%%

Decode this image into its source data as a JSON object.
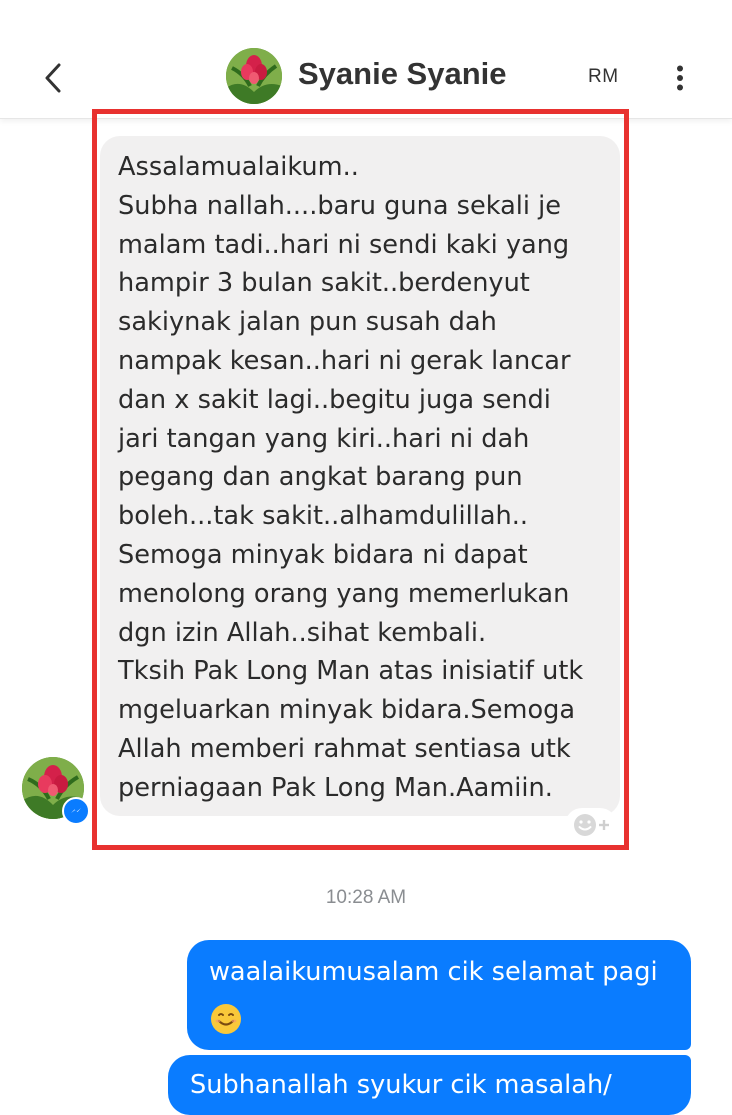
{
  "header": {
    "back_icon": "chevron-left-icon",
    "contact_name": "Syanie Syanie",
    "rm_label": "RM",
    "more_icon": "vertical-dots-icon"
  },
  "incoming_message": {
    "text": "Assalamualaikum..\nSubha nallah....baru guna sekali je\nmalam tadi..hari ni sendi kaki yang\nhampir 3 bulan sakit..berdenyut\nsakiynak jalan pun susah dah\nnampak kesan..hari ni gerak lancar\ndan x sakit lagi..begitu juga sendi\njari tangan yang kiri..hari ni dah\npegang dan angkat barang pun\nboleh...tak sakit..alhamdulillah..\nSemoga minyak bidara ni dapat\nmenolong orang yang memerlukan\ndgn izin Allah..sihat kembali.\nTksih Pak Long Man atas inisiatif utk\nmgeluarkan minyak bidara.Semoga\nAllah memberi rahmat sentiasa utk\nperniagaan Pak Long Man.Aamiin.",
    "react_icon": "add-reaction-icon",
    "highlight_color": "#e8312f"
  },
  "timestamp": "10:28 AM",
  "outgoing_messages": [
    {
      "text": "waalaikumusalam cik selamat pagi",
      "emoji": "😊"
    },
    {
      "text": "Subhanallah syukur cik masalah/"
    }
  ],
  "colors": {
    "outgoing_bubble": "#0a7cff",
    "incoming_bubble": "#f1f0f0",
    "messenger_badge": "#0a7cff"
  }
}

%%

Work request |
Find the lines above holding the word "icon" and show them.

Answer below |
    "back_icon": "chevron-left-icon",
    "more_icon": "vertical-dots-icon"
    "react_icon": "add-reaction-icon",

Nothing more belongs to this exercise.